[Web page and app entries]
┌──

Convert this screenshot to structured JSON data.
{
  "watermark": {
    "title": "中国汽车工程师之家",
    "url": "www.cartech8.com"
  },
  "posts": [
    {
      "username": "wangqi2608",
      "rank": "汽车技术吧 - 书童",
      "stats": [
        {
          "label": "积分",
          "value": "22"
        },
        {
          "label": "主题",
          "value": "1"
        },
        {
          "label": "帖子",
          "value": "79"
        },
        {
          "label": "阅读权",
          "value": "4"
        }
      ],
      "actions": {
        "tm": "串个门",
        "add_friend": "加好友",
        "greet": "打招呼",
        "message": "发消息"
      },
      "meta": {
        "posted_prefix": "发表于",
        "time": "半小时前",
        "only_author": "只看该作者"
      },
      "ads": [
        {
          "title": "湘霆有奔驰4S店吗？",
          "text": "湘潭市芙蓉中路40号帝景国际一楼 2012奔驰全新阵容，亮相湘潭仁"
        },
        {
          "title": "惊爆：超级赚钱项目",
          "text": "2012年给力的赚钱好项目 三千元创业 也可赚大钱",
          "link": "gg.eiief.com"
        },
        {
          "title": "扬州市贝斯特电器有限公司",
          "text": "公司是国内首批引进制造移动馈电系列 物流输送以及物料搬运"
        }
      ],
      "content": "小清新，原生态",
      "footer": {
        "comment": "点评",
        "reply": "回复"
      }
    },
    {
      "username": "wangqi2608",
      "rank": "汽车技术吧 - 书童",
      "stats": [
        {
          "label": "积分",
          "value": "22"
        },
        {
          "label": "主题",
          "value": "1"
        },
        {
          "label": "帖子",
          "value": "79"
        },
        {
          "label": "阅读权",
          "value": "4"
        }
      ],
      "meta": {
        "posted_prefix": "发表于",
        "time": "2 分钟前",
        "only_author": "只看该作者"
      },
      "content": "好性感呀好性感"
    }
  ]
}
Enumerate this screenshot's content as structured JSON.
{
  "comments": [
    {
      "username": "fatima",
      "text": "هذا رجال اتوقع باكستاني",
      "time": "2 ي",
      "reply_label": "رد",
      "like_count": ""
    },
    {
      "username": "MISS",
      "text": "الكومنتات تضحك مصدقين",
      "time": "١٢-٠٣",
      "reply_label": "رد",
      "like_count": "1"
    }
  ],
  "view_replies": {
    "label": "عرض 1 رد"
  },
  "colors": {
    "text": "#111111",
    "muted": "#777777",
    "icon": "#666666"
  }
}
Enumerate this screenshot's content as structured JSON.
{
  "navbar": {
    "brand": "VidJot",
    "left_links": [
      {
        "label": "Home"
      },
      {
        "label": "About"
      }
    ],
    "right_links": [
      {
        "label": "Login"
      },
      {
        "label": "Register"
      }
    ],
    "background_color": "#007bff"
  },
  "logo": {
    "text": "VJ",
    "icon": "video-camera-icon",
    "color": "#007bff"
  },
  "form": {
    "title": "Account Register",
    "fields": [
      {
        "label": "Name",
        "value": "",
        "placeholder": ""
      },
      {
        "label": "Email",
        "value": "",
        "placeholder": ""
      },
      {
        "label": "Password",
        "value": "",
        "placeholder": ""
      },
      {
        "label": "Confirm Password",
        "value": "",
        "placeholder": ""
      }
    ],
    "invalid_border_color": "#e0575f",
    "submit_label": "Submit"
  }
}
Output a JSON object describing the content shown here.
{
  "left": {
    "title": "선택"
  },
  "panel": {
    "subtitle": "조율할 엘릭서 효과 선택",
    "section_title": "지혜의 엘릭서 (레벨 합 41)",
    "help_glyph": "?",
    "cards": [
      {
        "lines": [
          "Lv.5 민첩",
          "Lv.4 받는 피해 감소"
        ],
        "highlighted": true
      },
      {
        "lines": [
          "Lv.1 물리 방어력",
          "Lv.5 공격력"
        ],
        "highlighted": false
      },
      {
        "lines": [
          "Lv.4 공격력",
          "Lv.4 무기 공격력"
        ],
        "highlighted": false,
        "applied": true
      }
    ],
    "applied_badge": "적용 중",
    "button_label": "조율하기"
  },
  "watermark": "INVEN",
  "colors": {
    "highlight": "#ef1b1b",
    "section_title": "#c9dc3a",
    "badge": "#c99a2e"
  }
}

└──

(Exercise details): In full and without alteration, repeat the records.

(Task response):
Convert this screenshot to structured JSON data.
{
  "watermark": {
    "title": "中国汽车工程师之家",
    "url": "www.cartech8.com"
  },
  "posts": [
    {
      "username": "wangqi2608",
      "rank": "汽车技术吧 - 书童",
      "stats": [
        {
          "label": "积分",
          "value": "22"
        },
        {
          "label": "主题",
          "value": "1"
        },
        {
          "label": "帖子",
          "value": "79"
        },
        {
          "label": "阅读权",
          "value": "4"
        }
      ],
      "actions": {
        "tm": "串个门",
        "add_friend": "加好友",
        "greet": "打招呼",
        "message": "发消息"
      },
      "meta": {
        "posted_prefix": "发表于",
        "time": "半小时前",
        "only_author": "只看该作者"
      },
      "ads": [
        {
          "title": "湘霆有奔驰4S店吗？",
          "text": "湘潭市芙蓉中路40号帝景国际一楼 2012奔驰全新阵容，亮相湘潭仁"
        },
        {
          "title": "惊爆：超级赚钱项目",
          "text": "2012年给力的赚钱好项目 三千元创业 也可赚大钱",
          "link": "gg.eiief.com"
        },
        {
          "title": "扬州市贝斯特电器有限公司",
          "text": "公司是国内首批引进制造移动馈电系列 物流输送以及物料搬运"
        }
      ],
      "content": "小清新，原生态",
      "footer": {
        "comment": "点评",
        "reply": "回复"
      }
    },
    {
      "username": "wangqi2608",
      "rank": "汽车技术吧 - 书童",
      "stats": [
        {
          "label": "积分",
          "value": "22"
        },
        {
          "label": "主题",
          "value": "1"
        },
        {
          "label": "帖子",
          "value": "79"
        },
        {
          "label": "阅读权",
          "value": "4"
        }
      ],
      "meta": {
        "posted_prefix": "发表于",
        "time": "2 分钟前",
        "only_author": "只看该作者"
      },
      "content": "好性感呀好性感"
    }
  ]
}
Enumerate this screenshot's content as structured JSON.
{
  "comments": [
    {
      "username": "fatima",
      "text": "هذا رجال اتوقع باكستاني",
      "time": "2 ي",
      "reply_label": "رد",
      "like_count": ""
    },
    {
      "username": "MISS",
      "text": "الكومنتات تضحك مصدقين",
      "time": "١٢-٠٣",
      "reply_label": "رد",
      "like_count": "1"
    }
  ],
  "view_replies": {
    "label": "عرض 1 رد"
  },
  "colors": {
    "text": "#111111",
    "muted": "#777777",
    "icon": "#666666"
  }
}
Enumerate this screenshot's content as structured JSON.
{
  "navbar": {
    "brand": "VidJot",
    "left_links": [
      {
        "label": "Home"
      },
      {
        "label": "About"
      }
    ],
    "right_links": [
      {
        "label": "Login"
      },
      {
        "label": "Register"
      }
    ],
    "background_color": "#007bff"
  },
  "logo": {
    "text": "VJ",
    "icon": "video-camera-icon",
    "color": "#007bff"
  },
  "form": {
    "title": "Account Register",
    "fields": [
      {
        "label": "Name",
        "value": "",
        "placeholder": ""
      },
      {
        "label": "Email",
        "value": "",
        "placeholder": ""
      },
      {
        "label": "Password",
        "value": "",
        "placeholder": ""
      },
      {
        "label": "Confirm Password",
        "value": "",
        "placeholder": ""
      }
    ],
    "invalid_border_color": "#e0575f",
    "submit_label": "Submit"
  }
}
Output a JSON object describing the content shown here.
{
  "left": {
    "title": "선택"
  },
  "panel": {
    "subtitle": "조율할 엘릭서 효과 선택",
    "section_title": "지혜의 엘릭서 (레벨 합 41)",
    "help_glyph": "?",
    "cards": [
      {
        "lines": [
          "Lv.5 민첩",
          "Lv.4 받는 피해 감소"
        ],
        "highlighted": true
      },
      {
        "lines": [
          "Lv.1 물리 방어력",
          "Lv.5 공격력"
        ],
        "highlighted": false
      },
      {
        "lines": [
          "Lv.4 공격력",
          "Lv.4 무기 공격력"
        ],
        "highlighted": false,
        "applied": true
      }
    ],
    "applied_badge": "적용 중",
    "button_label": "조율하기"
  },
  "watermark": "INVEN",
  "colors": {
    "highlight": "#ef1b1b",
    "section_title": "#c9dc3a",
    "badge": "#c99a2e"
  }
}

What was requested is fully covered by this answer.